> _What the task asks_
Give back all of the data exactly. Leave nothing out.

-------- Exercise material --------

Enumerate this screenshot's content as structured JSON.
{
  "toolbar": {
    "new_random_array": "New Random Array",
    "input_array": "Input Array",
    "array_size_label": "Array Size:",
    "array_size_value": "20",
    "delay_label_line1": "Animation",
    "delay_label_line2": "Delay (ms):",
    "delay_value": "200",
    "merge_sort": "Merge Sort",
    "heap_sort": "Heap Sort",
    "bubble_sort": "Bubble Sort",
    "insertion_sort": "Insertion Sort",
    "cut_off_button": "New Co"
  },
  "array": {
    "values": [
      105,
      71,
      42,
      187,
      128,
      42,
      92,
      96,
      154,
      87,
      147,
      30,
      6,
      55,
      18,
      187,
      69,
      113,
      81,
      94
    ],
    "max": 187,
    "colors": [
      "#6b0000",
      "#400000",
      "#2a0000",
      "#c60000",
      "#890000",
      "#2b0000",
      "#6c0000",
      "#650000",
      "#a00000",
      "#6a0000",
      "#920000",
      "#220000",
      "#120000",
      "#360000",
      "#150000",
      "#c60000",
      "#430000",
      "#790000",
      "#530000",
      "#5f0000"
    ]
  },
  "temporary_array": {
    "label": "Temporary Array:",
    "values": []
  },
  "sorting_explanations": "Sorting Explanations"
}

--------

> _Finished exercise_
Enumerate this screenshot's content as structured JSON.
{
  "toolbar": {
    "new_random_array": "New Random Array",
    "input_array": "Input Array",
    "array_size_label": "Array Size:",
    "array_size_value": "20",
    "delay_label_line1": "Animation",
    "delay_label_line2": "Delay (ms):",
    "delay_value": "200",
    "merge_sort": "Merge Sort",
    "heap_sort": "Heap Sort",
    "bubble_sort": "Bubble Sort",
    "insertion_sort": "Insertion Sort",
    "cut_off_button": "New Co"
  },
  "array": {
    "values": [
      105,
      71,
      42,
      187,
      128,
      42,
      92,
      96,
      154,
      87,
      147,
      30,
      6,
      55,
      18,
      187,
      69,
      113,
      81,
      94
    ],
    "max": 187,
    "colors": [
      "#6b0000",
      "#400000",
      "#2a0000",
      "#c60000",
      "#890000",
      "#2b0000",
      "#6c0000",
      "#650000",
      "#a00000",
      "#6a0000",
      "#920000",
      "#220000",
      "#120000",
      "#360000",
      "#150000",
      "#c60000",
      "#430000",
      "#790000",
      "#530000",
      "#5f0000"
    ]
  },
  "temporary_array": {
    "label": "Temporary Array:",
    "values": []
  },
  "sorting_explanations": "Sorting Explanations"
}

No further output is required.